** Records to process follows **

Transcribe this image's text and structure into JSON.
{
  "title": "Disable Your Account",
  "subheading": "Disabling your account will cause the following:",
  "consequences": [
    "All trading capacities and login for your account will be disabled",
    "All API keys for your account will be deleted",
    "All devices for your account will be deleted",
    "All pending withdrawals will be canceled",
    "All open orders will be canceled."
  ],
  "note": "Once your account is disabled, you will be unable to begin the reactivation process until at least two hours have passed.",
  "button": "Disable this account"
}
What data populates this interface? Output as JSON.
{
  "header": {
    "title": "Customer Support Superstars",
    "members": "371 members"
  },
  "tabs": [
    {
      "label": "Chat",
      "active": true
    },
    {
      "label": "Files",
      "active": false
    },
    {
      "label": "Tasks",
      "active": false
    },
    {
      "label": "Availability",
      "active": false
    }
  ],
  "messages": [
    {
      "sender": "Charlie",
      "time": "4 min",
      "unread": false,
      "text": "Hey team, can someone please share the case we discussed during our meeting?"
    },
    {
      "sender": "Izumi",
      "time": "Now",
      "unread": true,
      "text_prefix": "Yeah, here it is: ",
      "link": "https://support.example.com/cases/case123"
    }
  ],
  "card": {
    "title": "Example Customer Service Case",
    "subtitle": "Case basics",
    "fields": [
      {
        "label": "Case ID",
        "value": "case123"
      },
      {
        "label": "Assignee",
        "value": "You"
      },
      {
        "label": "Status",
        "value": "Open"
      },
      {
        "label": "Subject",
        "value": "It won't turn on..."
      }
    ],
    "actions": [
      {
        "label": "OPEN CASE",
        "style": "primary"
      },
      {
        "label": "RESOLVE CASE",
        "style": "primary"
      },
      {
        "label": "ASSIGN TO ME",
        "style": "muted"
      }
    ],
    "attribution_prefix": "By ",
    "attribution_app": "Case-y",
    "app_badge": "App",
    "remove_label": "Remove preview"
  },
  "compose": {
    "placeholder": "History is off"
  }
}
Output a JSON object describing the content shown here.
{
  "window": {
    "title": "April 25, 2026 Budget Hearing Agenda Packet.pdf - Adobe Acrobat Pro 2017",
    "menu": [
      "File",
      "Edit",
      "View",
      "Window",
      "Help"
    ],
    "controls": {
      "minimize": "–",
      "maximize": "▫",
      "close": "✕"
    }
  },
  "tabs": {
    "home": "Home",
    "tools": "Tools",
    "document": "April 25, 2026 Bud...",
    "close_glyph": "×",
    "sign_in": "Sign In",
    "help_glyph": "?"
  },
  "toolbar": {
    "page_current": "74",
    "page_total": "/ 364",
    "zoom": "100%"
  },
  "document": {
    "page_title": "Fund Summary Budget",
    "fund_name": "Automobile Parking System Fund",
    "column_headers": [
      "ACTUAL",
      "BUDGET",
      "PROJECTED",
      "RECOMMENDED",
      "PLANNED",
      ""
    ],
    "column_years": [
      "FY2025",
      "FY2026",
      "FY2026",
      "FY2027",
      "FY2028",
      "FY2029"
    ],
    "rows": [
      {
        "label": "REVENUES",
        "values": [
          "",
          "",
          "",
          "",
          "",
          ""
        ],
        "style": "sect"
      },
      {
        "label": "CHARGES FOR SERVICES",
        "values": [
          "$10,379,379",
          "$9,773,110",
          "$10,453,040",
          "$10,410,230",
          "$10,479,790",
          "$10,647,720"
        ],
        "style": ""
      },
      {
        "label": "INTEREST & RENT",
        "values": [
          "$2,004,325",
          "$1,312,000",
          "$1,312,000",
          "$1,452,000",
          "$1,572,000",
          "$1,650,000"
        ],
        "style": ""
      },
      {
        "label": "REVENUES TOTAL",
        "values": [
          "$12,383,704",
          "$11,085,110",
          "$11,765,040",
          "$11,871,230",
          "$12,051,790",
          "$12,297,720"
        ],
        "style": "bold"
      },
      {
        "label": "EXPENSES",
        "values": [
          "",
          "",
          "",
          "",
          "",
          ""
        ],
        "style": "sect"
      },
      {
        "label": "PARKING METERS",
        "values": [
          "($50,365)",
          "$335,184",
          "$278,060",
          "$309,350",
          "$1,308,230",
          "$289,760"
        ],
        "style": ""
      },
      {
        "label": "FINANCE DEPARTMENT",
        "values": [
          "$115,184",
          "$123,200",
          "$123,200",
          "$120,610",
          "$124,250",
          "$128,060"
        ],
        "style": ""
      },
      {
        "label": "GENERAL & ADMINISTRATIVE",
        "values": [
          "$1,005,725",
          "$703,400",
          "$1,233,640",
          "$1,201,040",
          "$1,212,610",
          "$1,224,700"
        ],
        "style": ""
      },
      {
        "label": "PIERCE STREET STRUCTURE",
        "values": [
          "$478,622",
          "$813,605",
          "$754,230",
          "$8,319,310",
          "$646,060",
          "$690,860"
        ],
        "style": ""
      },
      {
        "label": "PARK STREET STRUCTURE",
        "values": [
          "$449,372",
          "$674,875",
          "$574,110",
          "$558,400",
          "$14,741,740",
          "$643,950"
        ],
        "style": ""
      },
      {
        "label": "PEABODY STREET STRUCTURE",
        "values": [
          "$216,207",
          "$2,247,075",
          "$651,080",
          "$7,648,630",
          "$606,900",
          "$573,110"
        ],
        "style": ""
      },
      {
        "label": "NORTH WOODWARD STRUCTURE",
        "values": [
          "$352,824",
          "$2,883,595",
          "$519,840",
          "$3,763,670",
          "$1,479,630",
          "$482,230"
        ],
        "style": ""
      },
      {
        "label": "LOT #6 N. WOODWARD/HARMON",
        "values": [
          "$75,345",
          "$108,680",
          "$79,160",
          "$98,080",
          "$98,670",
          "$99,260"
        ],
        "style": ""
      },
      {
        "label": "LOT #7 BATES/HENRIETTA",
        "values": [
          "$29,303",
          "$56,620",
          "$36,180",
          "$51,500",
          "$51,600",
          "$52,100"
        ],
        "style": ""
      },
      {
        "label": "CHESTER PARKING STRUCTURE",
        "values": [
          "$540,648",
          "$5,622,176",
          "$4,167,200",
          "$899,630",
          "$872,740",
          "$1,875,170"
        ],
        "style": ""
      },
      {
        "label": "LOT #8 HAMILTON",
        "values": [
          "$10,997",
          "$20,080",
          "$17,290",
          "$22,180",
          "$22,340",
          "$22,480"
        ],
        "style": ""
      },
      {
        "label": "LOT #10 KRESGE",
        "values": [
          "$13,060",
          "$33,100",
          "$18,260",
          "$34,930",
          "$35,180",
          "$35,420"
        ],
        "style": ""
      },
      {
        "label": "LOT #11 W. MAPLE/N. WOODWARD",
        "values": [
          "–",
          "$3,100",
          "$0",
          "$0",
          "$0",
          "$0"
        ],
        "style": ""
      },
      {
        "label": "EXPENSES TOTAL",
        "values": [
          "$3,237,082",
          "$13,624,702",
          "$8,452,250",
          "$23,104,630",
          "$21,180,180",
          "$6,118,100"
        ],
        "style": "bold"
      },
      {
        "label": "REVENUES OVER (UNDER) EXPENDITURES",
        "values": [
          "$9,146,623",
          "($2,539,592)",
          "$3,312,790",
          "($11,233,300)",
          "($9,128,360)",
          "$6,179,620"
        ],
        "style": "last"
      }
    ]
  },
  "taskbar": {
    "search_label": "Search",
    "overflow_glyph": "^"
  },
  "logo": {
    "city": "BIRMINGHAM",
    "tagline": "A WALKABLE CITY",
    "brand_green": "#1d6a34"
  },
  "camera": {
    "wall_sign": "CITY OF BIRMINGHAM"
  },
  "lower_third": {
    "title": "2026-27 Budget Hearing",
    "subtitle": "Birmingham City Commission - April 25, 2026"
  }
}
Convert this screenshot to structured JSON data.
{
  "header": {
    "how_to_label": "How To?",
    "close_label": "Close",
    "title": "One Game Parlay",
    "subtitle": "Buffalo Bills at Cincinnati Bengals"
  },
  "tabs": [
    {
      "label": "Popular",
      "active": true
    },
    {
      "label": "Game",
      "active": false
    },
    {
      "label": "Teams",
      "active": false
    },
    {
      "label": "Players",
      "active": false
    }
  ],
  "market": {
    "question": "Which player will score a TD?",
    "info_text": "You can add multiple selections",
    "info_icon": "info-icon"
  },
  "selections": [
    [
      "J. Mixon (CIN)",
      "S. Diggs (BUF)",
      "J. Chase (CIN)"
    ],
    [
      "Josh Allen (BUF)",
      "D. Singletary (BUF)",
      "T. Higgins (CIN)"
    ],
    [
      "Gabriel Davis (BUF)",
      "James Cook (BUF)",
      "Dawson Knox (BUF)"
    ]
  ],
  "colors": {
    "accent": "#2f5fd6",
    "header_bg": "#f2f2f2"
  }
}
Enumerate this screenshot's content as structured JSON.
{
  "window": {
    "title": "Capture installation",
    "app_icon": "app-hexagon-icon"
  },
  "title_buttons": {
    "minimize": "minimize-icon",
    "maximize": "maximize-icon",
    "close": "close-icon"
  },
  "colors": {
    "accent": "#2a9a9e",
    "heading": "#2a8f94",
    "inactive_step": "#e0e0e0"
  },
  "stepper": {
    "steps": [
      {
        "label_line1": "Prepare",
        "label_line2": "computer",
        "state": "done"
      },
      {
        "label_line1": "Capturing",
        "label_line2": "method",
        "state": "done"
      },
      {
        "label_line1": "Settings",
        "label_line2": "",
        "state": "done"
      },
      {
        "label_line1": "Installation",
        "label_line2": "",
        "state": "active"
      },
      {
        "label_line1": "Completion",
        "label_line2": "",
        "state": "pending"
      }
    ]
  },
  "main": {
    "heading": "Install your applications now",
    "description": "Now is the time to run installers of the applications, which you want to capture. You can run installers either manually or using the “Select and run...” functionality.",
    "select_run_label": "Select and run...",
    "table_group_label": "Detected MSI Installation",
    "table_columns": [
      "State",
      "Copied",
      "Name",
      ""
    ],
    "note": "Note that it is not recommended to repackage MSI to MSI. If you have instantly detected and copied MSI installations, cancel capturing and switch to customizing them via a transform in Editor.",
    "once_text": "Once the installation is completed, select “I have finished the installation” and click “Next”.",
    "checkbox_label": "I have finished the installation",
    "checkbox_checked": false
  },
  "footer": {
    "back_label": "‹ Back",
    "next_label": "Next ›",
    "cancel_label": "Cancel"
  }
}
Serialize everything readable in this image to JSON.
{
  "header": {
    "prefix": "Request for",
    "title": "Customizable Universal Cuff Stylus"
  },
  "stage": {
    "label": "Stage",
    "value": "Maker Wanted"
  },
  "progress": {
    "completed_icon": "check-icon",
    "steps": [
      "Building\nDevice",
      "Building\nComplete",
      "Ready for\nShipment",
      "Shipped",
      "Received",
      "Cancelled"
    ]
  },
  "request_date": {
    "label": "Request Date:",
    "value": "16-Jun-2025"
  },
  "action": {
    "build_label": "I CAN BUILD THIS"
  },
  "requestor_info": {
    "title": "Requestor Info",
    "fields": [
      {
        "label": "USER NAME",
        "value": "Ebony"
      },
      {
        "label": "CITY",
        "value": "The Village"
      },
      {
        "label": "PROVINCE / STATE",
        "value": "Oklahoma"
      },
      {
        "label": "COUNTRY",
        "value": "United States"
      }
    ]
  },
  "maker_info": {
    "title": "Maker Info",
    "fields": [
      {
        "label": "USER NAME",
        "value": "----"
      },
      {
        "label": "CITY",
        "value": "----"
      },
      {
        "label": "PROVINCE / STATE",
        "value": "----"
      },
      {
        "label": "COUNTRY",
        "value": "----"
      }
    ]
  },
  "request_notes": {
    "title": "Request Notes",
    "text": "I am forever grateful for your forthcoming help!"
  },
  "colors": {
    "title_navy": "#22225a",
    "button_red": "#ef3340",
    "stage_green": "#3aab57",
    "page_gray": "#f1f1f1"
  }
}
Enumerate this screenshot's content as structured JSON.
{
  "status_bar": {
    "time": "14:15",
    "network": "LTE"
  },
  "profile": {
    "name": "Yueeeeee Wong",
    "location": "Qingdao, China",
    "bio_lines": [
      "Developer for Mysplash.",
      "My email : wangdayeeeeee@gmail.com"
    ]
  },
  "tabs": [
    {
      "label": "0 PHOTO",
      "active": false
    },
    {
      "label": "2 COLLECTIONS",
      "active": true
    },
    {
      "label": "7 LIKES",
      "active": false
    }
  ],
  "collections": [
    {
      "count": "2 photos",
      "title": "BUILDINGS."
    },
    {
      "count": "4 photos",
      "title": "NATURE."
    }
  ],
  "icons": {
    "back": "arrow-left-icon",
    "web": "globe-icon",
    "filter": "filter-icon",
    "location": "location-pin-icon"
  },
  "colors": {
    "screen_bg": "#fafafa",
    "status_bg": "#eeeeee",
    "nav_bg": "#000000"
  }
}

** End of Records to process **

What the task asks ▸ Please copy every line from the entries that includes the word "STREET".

Response to this exercise ▸
        "label": "PIERCE STREET STRUCTURE",
        "label": "PARK STREET STRUCTURE",
        "label": "PEABODY STREET STRUCTURE",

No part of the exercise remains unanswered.